A: Climate change. No question. Carson already knew that the oceans were warming in her time, and near the end of her life she became aware that scientists were starting to worry about the “greenhouse effect” of adding carbon dioxide to the atmosphere by burning fossil fuels. So I think she would be alarmed that we’ve made virtually no meaningful progress on slowing down the warming of the planet. And I think she’d be appalled by a closely related problem—the deepening public resistance to science. I think Carson, if she were somehow with us today, would find it almost unbelievable that a significant percentage of Americans deny realities like evolution and climate change.
Q: Time and again I was impressed with the narrative you created seemingly based solely on Carson’s letter writing. The level of detail you were able to achieve resulted in an almost cinematic quality that let me envision events in her life. This sort of research may not be possible in the future given people’s adoption of email, which has less of a physical shelf life than old-fashioned hardcopy letter writing. Does this concern you, for the insights that future writers might glean from their research into historical figures?

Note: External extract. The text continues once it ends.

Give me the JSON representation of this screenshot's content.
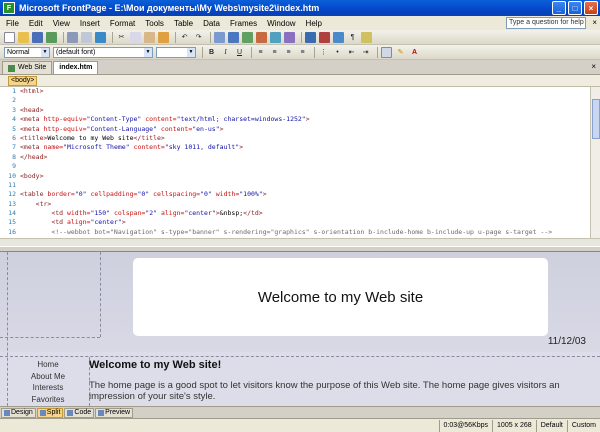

A: What a great question. And an important one. Rachel Carson lived in the golden age of print. Every city had several daily newspapers, and great national magazines like Life, The Saturday Evening Post, Coronet, and many others commanded large readerships. Letter writing was how most people communicated across any distance—the telephone was for special occasions—and for a writer like Carson, who did much of her research through correspondence with scientists, the residue of her working life has permanence. Letters, thousands of them on paper, are put away in the archives at Yale and at Bates. I presume they’ll stay there forever, even after they’ve been digitized so that anybody can read them from any computer anywhere in the world—a thought that makes me wonder what the future holds for biographers. It could be that our every digital utterance now—everything we say via email and on Twitter and Facebook—and in media yet to be invented—will someday after we’re long gone be retrievable from the cloud. I’m sure we’ll find new ways to tell the stories of people’s lives. I’m sixty-three and I expect to write three or four more books. I’m fairly confident they’ll be actual books, printed and bound. But they’ll be published digitally, too. We live in a fluid time. I can’t see far enough into the future to say anything more intelligent about it than that.
Q: Is there anything I have not asked you that you think would be important for potential readers to know, or that you would like to share about her life, or what you learned through the process of writing this book?
A: Everyone who watched Carson stand up to her critics in the firestorm that surrounded Silent Spring was impressed by her calmness and her courage. She faced her death from breast cancer—she was diagnosed while she was writing Silent Spring and died at the age of fifty-six—with the same equanimity. There’s less uplift in facing death than in facing an enemy on the wrong side of an argument, but it is a moving thing just the same. It’s a biographer’s lot to kill off his main character in the end. Rachel Carson died far too young. But she died well. And that’s not nothing.